## [Work to be completed]
Extract every line of the material below and reproduce it faithfully.

## [Record excerpts]
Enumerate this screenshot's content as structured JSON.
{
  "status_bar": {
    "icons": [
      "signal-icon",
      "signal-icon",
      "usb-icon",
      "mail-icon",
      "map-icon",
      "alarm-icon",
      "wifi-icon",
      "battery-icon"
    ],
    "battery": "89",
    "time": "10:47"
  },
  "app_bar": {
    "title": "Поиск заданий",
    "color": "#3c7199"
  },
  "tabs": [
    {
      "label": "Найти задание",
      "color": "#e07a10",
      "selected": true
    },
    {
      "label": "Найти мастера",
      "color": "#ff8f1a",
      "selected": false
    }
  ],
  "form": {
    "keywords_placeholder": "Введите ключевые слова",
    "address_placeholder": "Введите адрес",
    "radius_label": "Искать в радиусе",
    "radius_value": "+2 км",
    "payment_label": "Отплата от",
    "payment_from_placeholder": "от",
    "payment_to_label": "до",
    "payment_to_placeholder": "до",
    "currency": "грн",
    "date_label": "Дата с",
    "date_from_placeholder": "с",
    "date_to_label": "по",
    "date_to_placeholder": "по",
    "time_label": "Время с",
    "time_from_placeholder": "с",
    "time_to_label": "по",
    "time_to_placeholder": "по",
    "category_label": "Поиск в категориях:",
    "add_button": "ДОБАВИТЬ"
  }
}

## [Written response]
Enumerate this screenshot's content as structured JSON.
{
  "status_bar": {
    "icons": [
      "signal-icon",
      "signal-icon",
      "usb-icon",
      "mail-icon",
      "map-icon",
      "alarm-icon",
      "wifi-icon",
      "battery-icon"
    ],
    "battery": "89",
    "time": "10:47"
  },
  "app_bar": {
    "title": "Поиск заданий",
    "color": "#3c7199"
  },
  "tabs": [
    {
      "label": "Найти задание",
      "color": "#e07a10",
      "selected": true
    },
    {
      "label": "Найти мастера",
      "color": "#ff8f1a",
      "selected": false
    }
  ],
  "form": {
    "keywords_placeholder": "Введите ключевые слова",
    "address_placeholder": "Введите адрес",
    "radius_label": "Искать в радиусе",
    "radius_value": "+2 км",
    "payment_label": "Отплата от",
    "payment_from_placeholder": "от",
    "payment_to_label": "до",
    "payment_to_placeholder": "до",
    "currency": "грн",
    "date_label": "Дата с",
    "date_from_placeholder": "с",
    "date_to_label": "по",
    "date_to_placeholder": "по",
    "time_label": "Время с",
    "time_from_placeholder": "с",
    "time_to_label": "по",
    "time_to_placeholder": "по",
    "category_label": "Поиск в категориях:",
    "add_button": "ДОБАВИТЬ"
  }
}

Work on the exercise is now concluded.